If a teacher speaks online and the students aren’t focused, did the teacher say anything?
We’re all part of the multi-point, multi-channel, multi-screen COVID-connected world now. Many students have confessed to me that they use group chats and a second screen while taking a live, online course. I hadn’t the courage to ask if I was the first or second screen.
Even when we do have the attention of students, on most platforms, a teacher’s face will occupy roughly 2×2 inches of screen space.
How can we possibly have a successful lesson under such conditions?
By creating engagement through delivery and content.
1. Transform your teaching tools for online clarity
The very first step toward successful online teaching is having the proper equipment to connect with students. A close second is arranging the tools to communicate during the lesson.
Prepare a PowerPoint or Keynote slide deck with text, diagrams, and other visuals so that students can see what you are talking about. Good news: often, complex slides are more welcome online than they are projected in a classroom.
Especially in the first class, use the slides to give detailed instructions for discussions and activities:
1. I am going to split you into groups.
2. Then I will give you a problem to work on.
3. Take notes or a photo of your solution.
4. Then I will ask you to share your solution with the class.
This clarity will save time and reduce confusion.
For extra notes—more likely than not, you will need some—include a blank slide. Avoid holding a piece of paper up to the camera, no matter what’s on it. Not only will it be hard to read, but it’ll break the spell of technology.
2. Enlist the chat box as your TA
While it may seem like there is more lost than gained when a class leaves the classroom, certain online tools can enhance the learning experience.
One of the best is the chat box.
To get a quick view of how a class is approaching a question, have students use the chat box to type comments or answers.
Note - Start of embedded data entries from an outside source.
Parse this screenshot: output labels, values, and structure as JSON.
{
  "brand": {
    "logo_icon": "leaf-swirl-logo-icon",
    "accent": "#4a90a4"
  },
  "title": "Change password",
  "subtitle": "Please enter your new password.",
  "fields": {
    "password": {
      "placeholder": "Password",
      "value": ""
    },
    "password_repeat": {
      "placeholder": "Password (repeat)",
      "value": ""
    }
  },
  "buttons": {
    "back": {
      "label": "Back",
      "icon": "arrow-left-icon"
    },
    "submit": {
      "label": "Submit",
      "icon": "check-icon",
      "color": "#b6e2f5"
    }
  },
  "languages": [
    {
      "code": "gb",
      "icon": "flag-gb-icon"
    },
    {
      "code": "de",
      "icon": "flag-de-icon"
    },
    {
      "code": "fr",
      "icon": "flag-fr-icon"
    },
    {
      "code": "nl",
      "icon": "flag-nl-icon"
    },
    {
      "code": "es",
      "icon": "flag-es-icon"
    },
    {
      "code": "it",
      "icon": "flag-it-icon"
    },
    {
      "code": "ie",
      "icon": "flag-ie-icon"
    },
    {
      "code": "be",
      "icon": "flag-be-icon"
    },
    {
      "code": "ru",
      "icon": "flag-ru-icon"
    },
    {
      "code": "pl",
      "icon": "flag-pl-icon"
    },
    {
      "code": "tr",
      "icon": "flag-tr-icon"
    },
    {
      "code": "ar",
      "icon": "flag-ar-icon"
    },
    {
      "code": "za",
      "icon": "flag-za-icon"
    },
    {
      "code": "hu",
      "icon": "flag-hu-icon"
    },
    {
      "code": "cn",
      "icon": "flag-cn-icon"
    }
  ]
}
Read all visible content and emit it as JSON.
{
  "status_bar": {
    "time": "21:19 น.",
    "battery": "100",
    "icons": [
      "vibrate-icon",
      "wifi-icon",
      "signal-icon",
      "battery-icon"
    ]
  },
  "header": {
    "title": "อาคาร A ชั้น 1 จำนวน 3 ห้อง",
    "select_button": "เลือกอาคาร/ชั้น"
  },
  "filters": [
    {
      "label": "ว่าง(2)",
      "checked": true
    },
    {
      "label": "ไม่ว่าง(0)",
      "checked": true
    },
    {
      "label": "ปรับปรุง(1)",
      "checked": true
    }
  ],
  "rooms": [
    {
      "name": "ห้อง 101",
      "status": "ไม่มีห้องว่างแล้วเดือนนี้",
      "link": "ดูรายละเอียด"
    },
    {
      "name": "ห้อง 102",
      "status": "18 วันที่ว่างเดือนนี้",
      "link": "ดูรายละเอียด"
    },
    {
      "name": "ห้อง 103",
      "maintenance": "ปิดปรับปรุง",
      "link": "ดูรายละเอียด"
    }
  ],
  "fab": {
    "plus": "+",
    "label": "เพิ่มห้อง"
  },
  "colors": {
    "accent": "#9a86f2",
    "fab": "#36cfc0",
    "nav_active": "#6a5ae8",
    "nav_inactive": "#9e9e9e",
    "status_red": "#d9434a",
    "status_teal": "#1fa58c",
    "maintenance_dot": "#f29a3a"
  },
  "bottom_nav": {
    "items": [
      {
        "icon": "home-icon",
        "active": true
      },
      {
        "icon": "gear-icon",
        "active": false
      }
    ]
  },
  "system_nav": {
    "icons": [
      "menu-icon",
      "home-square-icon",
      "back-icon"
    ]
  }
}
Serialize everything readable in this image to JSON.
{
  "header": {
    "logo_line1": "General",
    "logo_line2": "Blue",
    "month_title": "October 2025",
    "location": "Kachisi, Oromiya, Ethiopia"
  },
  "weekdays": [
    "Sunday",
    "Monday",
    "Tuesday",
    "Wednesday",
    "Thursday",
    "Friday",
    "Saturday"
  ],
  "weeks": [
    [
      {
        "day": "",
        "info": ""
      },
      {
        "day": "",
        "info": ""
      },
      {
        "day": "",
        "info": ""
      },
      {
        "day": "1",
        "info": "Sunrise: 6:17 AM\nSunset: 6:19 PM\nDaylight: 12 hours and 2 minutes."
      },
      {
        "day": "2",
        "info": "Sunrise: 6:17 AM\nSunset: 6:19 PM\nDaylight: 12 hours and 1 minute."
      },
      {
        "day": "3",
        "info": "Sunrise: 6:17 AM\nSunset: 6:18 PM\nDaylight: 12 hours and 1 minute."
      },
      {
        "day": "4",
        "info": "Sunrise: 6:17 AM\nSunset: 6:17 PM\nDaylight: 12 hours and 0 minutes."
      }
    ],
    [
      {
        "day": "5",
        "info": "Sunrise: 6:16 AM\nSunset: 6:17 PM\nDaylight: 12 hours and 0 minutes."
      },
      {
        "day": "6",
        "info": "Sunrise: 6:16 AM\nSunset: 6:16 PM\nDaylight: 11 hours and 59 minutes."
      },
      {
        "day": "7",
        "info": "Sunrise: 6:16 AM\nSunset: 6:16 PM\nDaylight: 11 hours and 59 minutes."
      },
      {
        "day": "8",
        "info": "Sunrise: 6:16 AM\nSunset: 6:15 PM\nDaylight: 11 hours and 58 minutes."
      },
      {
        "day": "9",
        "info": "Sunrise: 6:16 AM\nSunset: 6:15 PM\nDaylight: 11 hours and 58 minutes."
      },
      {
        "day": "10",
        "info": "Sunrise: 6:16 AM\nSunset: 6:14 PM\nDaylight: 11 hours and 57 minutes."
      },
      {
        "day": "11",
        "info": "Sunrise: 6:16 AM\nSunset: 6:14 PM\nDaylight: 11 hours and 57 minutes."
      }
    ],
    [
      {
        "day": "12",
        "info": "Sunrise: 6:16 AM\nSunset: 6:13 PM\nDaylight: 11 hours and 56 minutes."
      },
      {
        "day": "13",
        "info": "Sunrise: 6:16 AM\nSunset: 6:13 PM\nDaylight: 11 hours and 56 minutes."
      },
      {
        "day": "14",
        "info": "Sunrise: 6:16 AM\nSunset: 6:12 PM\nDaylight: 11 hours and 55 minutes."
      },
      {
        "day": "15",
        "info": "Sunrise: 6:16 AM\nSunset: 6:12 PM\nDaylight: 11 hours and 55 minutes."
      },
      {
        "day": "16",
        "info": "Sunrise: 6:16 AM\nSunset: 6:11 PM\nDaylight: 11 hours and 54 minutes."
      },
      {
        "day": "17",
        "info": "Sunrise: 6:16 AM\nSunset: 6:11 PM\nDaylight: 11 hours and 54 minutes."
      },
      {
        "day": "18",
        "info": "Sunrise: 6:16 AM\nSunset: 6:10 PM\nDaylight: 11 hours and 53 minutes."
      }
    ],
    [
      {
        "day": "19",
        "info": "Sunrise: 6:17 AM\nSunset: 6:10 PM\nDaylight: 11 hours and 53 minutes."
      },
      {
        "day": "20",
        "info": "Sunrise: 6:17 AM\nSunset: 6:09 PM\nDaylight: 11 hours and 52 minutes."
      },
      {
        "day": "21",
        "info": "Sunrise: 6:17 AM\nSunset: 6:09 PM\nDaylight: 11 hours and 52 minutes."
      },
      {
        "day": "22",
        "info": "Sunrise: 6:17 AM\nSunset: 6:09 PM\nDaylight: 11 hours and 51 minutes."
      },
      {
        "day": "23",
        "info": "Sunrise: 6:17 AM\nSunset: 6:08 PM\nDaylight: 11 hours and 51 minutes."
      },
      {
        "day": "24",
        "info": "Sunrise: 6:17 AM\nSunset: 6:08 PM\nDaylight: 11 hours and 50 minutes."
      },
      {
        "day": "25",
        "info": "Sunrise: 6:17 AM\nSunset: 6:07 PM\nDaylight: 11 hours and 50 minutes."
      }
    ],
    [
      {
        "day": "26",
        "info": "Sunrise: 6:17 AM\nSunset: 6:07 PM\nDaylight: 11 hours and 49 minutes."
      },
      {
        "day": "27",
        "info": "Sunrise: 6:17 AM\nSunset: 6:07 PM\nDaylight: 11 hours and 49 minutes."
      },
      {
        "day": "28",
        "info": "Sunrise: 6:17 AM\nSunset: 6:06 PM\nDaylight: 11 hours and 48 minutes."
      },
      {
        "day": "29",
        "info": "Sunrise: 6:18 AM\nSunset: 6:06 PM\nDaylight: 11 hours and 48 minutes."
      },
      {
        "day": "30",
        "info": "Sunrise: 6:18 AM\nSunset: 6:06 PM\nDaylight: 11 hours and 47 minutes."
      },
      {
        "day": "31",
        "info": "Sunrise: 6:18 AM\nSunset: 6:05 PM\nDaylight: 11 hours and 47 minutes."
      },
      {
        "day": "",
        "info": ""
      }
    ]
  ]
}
If you’re worried about group think, ask everyone to type up their answer, but hold off posting until a signal is given.
Despite these benefits, beware of the runaway chat. Typos can quickly digress into jokes, friends might share asides about the weather, Google links can lead down the internet rabbit hole…
And you become background noise.
Keep the chat for discussions that you start. Brief comments and emoticons are fine, but don’t let the chat pull focus unless you want it to.
3. Inject some drama!
We have to be more expressive online. If we gesture, those gestures have to be within that 2×2-inch box. If we smile, we have to SMILE.
Avoid hysterics, but be expressive.
Your voice is your online highlighter – stretch out syllables, put spaces between words, and raise and lower your pitch and volume. Use your voice to punctate what you are saying. When you come to the end of a key point, land on it with your voice:
“Therefore. Never. Leave. MONEY on the TABLE.”
When explaining something that is often overlooked, come closer to the camera for a stage whisper:
“This is the secret of turning lead into gold…”
All of this will help to emphasize what is in your slides, even when you are simply providing exposition or summarization.
4. Embrace the sound of silence
Speak with efficiency. Avoid broken sentences, word repetition, or ums and errs. Get away with backward sentence construction, only Yoda can. The rest of us need smooth syntax, fewer words, and meaningful silences.
In fact, one of the most powerful ways we can use our voice is to not use it. The absence of sound can be deafening. It makes words seem bigger. A pause makes the audience listen for what comes next. A constant flow of words – even if the tone and volume vary – can be mind numbing.
Create space for others to fill.
Responses will rarely be instant. Even without video lag, participants need time. I have seen many professors ask a question and then, with no response after just a few seconds, quickly move onto another question. When that, too, fails to get a quick response, it is rephrased and then followed by other questions. Soon the live, interactive class becomes a monologue ramble.
Don’t fall into this trap. Ask your question, and then STOP.
Give it at least a five-second pause. This will seem like an eternity, but will register as almost nothing from the participants’ side. You may even need to wait longer if the group is new to the format, culturally trained to primarily listen, or unsure of how to respond due to a language barrier.
The silence will dare you to speak.
Don’t do it.
5. Implement the warm call
The wall of the laptop screens must be broken through.
Just like in the classroom, the best way to get students to participate is to call on them. Don’t wait for a raised hand. Traditionally, this is known as the cold call, a dreaded form of academic soul crushing in which the professor bellows at an unsuspecting student. But as professionals of the modern world, let’s instead use the warm call: an invitation to join the conversation.
Sometimes, especially after a warm call, a quiet student may begin to ramble. Help them to stop. My favorite phrase is simply: “Hold on.” You could also just put up a hand to rein them in. Don’t let students talk and talk until they run out of breath. It will sap everyone else’s will to continue.
Teaching online might initially be lonely. But the thing is, students might feel the same way. They may even feel a bit foolish for attempting the course. Sometimes the most important thing a teacher can do is tell a student that they can succeed, and give them the time and space to do so.